ACTIVITY:
Among the entries below, find every line that has "articles" and pull it out.

——————

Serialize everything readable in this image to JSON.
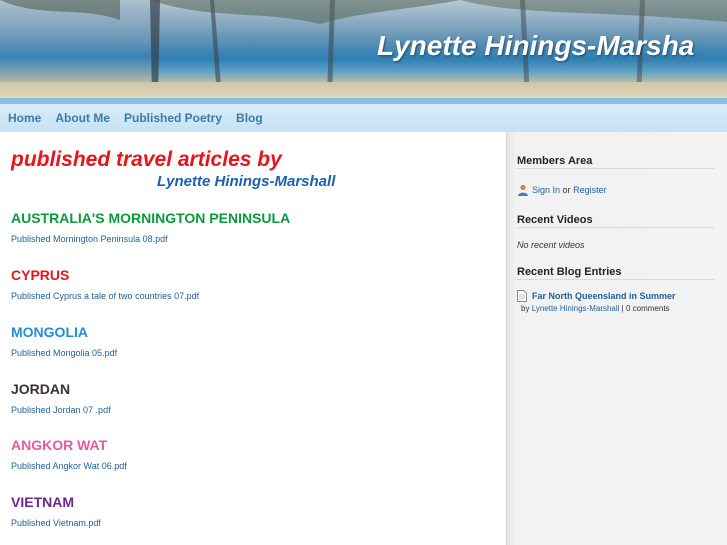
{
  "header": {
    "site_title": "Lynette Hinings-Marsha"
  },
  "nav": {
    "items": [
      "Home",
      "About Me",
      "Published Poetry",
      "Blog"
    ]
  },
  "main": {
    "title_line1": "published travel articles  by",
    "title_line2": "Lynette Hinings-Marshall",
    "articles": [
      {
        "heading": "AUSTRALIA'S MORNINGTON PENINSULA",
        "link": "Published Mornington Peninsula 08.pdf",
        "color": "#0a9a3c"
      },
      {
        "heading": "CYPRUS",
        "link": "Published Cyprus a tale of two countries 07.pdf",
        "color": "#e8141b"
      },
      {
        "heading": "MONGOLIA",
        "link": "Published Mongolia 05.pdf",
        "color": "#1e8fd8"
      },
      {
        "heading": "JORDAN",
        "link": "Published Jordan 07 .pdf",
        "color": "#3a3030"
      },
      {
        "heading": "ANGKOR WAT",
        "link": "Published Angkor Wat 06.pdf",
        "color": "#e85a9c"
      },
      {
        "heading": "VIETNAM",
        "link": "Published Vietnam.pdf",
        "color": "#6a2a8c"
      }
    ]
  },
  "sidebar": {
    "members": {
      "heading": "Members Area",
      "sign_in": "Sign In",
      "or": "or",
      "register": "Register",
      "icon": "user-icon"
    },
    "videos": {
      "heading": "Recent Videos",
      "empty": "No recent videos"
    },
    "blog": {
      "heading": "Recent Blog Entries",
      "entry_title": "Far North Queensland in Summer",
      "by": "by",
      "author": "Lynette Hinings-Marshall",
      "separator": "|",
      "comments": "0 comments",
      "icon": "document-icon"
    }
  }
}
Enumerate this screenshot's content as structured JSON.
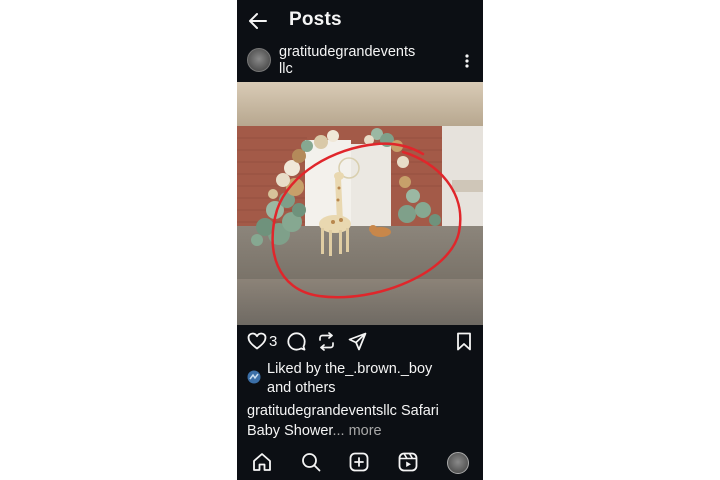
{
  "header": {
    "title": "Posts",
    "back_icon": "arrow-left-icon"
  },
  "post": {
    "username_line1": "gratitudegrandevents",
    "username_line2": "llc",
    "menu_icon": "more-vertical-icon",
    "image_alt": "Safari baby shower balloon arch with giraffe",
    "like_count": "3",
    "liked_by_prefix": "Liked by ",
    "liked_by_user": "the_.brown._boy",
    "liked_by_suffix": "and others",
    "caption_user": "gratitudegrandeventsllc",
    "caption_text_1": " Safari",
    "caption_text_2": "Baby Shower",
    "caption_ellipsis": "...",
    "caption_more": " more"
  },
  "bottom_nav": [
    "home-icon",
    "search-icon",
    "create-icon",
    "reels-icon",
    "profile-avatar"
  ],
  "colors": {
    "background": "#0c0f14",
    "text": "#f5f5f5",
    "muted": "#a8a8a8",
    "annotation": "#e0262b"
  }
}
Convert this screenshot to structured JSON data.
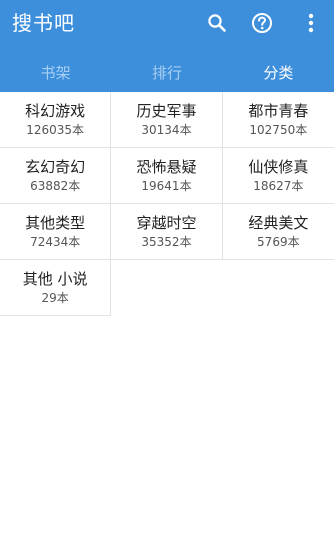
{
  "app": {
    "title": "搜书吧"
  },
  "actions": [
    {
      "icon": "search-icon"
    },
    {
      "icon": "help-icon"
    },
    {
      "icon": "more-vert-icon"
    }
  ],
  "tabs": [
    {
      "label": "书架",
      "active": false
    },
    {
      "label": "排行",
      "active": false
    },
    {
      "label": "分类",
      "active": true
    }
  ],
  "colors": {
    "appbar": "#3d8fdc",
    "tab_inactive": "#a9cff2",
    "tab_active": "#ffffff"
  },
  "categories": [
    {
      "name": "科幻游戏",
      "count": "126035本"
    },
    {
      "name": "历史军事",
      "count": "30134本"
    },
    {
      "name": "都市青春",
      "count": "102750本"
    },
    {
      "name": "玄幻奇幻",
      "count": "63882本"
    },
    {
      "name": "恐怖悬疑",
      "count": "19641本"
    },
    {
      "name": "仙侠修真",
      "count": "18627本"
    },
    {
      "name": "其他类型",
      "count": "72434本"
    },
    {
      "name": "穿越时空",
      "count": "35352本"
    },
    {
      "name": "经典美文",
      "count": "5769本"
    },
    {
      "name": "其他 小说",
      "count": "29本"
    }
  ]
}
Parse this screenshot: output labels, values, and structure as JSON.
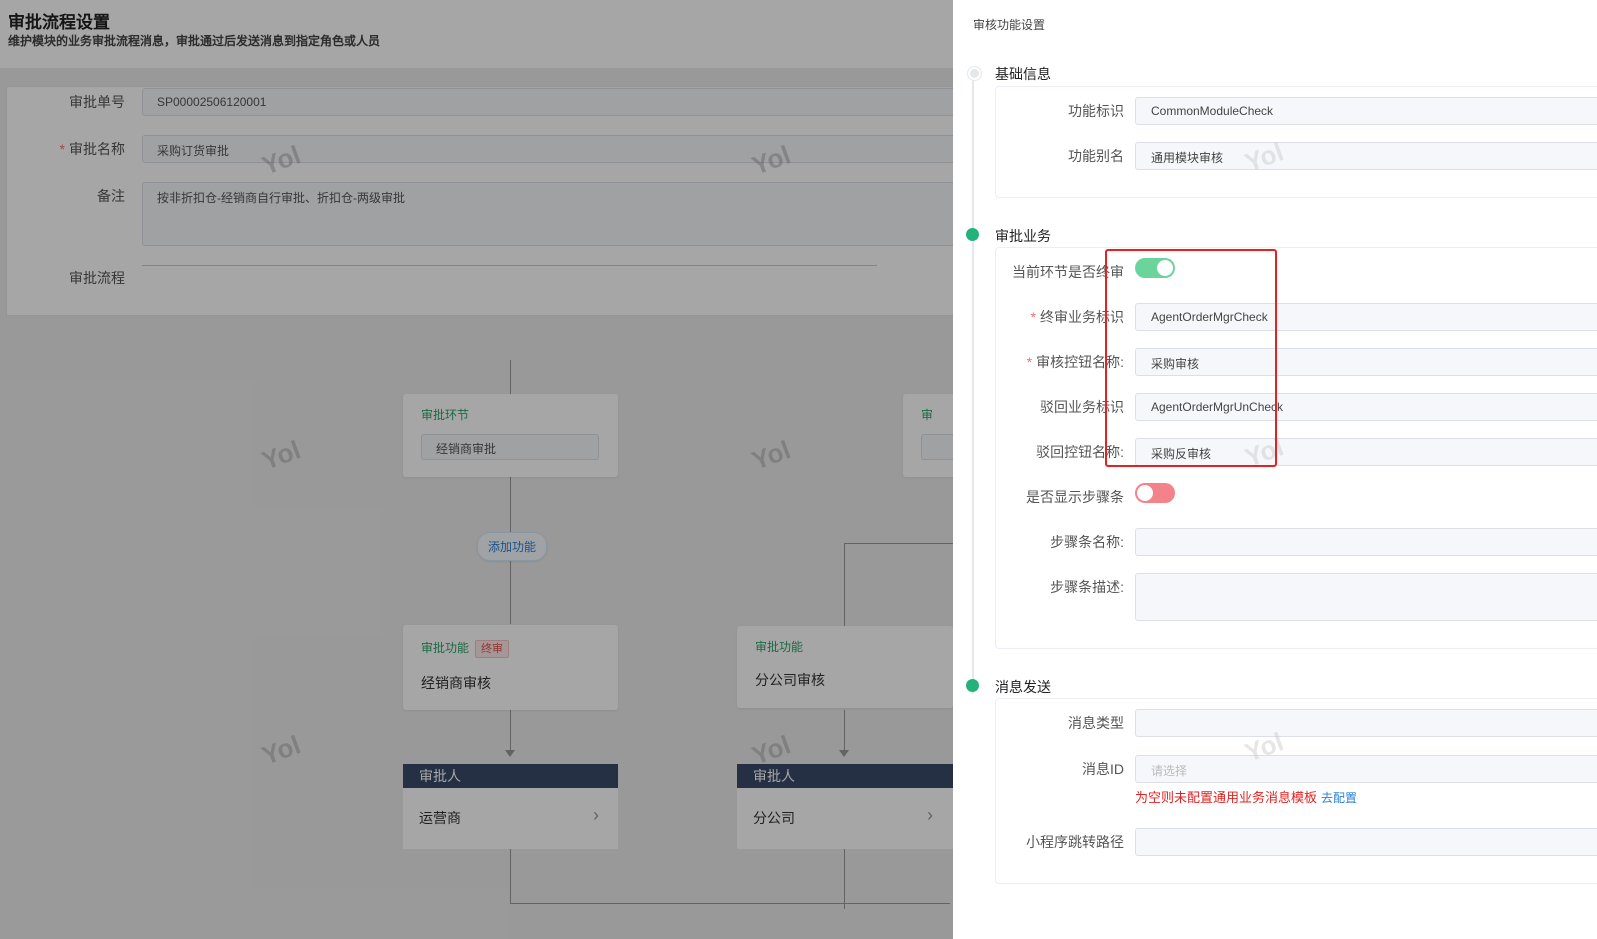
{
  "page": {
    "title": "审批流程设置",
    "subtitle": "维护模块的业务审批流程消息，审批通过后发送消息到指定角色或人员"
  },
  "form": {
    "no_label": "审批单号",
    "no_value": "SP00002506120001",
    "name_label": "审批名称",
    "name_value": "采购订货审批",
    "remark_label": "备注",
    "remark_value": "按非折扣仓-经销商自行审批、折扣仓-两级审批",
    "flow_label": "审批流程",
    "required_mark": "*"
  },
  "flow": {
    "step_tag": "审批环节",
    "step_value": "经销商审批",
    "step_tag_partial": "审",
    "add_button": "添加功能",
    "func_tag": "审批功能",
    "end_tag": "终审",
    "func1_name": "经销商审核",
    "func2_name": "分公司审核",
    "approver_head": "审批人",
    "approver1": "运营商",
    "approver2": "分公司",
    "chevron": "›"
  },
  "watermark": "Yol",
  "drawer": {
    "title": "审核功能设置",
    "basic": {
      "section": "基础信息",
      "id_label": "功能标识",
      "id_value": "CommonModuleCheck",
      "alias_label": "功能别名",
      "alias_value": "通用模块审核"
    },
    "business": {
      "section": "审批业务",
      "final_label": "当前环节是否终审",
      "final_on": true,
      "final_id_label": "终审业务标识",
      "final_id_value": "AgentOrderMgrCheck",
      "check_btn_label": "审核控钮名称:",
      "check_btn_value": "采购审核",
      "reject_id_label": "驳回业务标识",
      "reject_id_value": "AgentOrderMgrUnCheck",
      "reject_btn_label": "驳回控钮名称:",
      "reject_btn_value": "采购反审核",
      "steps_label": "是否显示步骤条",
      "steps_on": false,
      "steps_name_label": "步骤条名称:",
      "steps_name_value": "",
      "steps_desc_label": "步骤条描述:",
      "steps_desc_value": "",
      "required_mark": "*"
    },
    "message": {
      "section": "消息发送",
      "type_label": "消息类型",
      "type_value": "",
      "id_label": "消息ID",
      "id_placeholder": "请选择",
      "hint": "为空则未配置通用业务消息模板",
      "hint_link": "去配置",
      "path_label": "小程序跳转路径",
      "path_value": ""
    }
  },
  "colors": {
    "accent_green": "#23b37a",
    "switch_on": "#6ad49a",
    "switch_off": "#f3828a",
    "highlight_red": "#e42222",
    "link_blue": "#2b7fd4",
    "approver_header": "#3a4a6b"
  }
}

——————

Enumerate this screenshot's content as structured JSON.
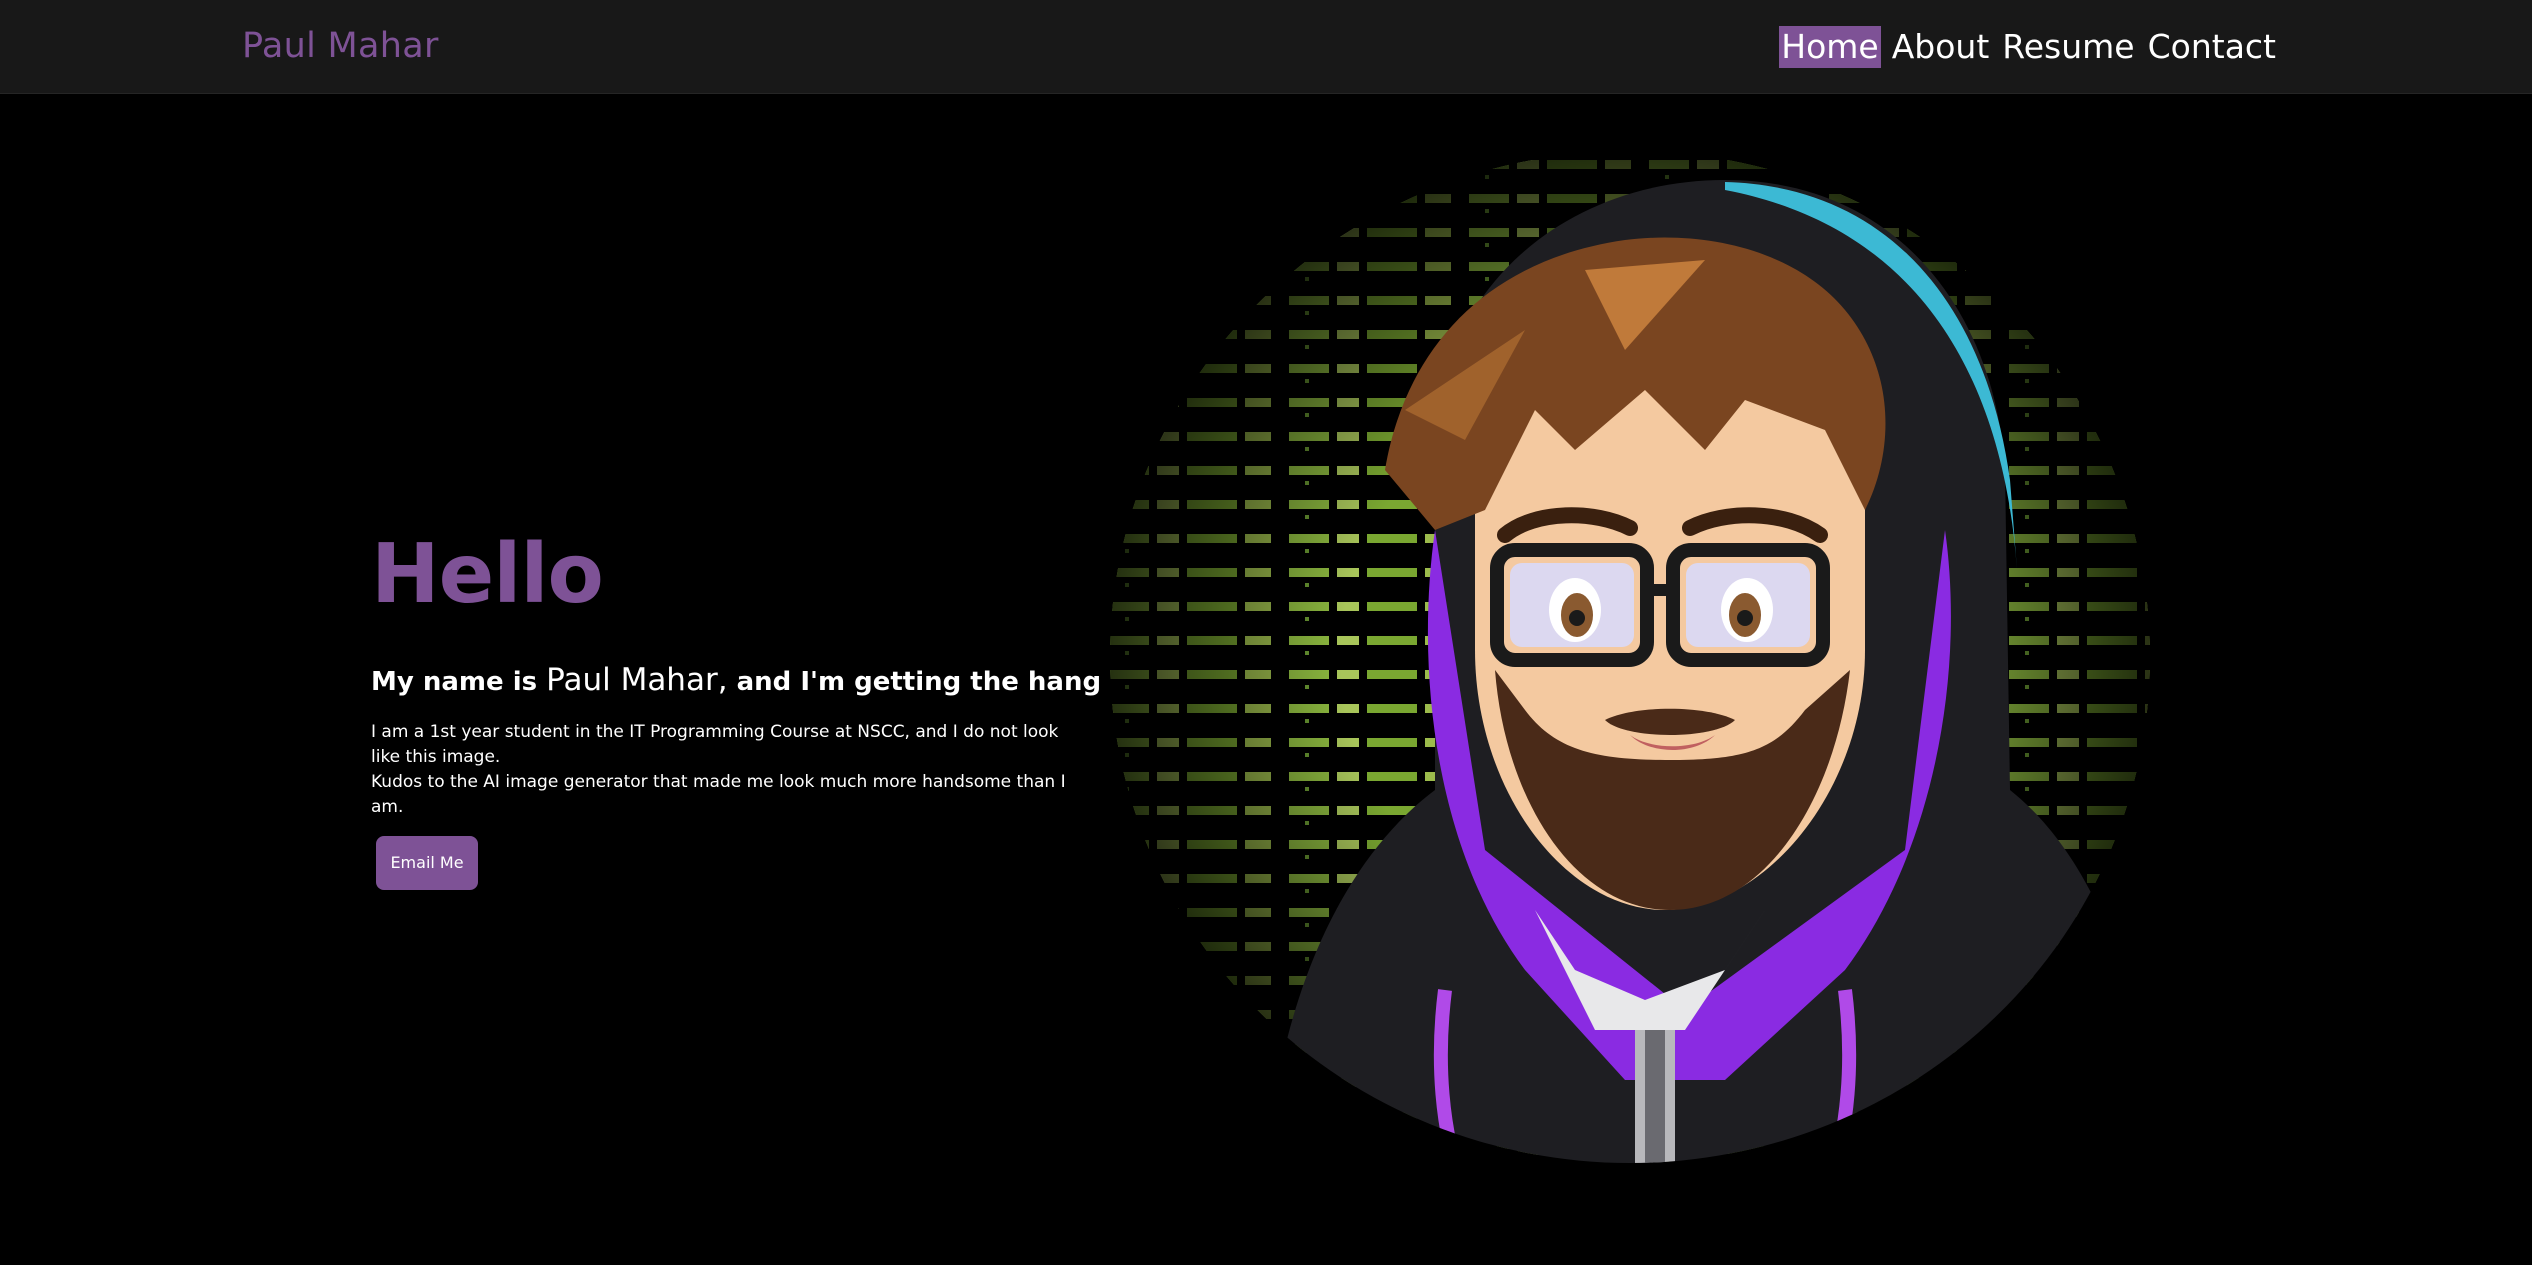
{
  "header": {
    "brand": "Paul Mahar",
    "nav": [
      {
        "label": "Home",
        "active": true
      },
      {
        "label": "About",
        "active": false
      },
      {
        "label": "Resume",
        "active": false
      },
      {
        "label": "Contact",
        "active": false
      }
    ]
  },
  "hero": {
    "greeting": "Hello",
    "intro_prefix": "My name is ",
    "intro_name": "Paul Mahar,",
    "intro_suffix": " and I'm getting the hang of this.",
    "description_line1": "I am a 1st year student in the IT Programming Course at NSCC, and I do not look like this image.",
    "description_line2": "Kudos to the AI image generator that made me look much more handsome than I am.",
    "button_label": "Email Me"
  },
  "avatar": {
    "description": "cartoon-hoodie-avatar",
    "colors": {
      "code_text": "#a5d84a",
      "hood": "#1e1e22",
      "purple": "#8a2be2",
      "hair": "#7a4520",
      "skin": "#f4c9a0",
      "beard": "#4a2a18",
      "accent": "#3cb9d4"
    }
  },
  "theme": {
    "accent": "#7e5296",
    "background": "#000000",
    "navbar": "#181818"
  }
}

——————

RESULT:
    "title_line1": "published travel articles  by",
    "articles": [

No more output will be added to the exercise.